Kings vs Rangers

Quick earns first Cup Final shutout at MSG since '72

Tuesday, 06.10.2014 / 12:40 AM / Kings vs Rangers - 2014 Stanley Cup Final

Share with your Friends

Quick earns first Cup Final shutout at MSG since '72
Los Angeles Kings goalie Jonathan Quick on Monday earned the first shutout in a Stanley Cup Final game at Madison Square Garden since Gerry Cheevers of the Boston Bruins in 1972.

Los Angeles Kings goaltender Jonathan Quick grew up in Milford, Connecticut, about an hour north of New York City, but he had never played at Madison Square Garden before he stepped on the ice Monday for Game 3 of the Stanley Cup Final. He skated off as the game's First Star after a 3-0 victory against the New York Rangers in which he made 32 saves.

Quick's shutout was the first at the Garden in the Final since Gerry Cheevers of the Boston Bruins in 1972, when Boston won 3-0 in a Cup-clinching Game 6 victory. Quick and Cheevers are the only two opposing goaltenders ever to earn shutouts at the Garden in the Cup Final.

The Kings lead the best-of-7 series 3-0. Game 4 is Wednesday at the Garden (8 p.m. ET; NBCSN, CBC, RDS).

Quick has been unbeatable since allowing seven goals in less than five periods in Games 1 and 2. He has not allowed a goal in the past 115:36, since Derick Brassard scored at 14:50 of the second period in Game 2, which the Kings won 5-4 in double overtime.

The Kings won Game 3 despite being outshot 32-15. No team had won a game in the Final with 15 or fewer shots since the 2004 Tampa Bay Lightning, who had 15 in their 2-1 victory against the Calgary Flames in Game 7.

Los Angeles is the 27th team to win the first three games of the Stanley Cup Final; 25 of the first 26 went on to win the Cup. That list includes the 2012 Kings, who won the first three games against the New Jersey Devils and took the Cup in six games. The only team to come back from a 3-0 series deficit was the 1942 Toronto Maple Leafs, who rallied to beat the Detroit Red Wings in seven games.

Quote of the Day

For six months, it's a really good accomplishment. But as soon as April [11, the end of the regular season] comes around, no one thinks about the regular season anymore. For six months, it's a real battle to get into the playoffs in the NHL these days. There are a lot of good teams, and it takes consistency over a long time.

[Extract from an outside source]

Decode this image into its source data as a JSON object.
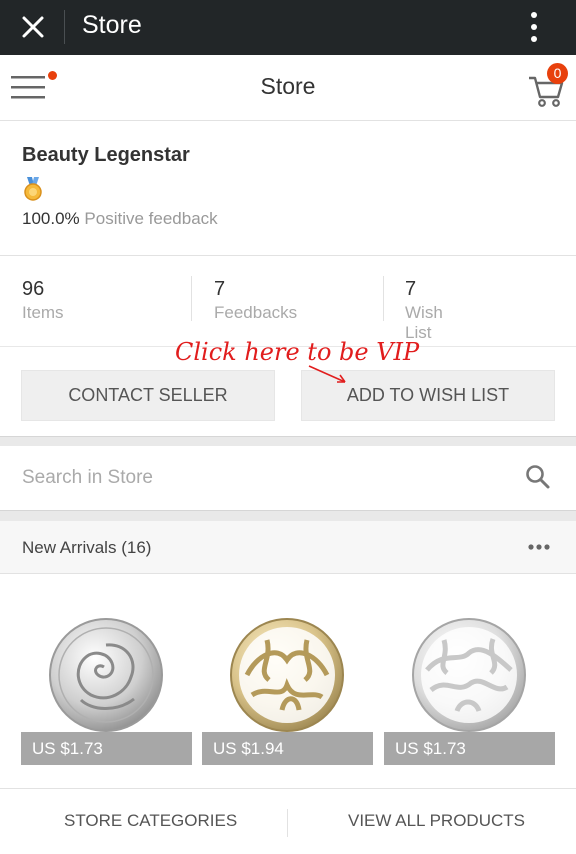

— Ducks coach Bruce Boudreau on clinching a playoff berth after a win against the Islanders on Saturday
AMP No Bull Moment of the Week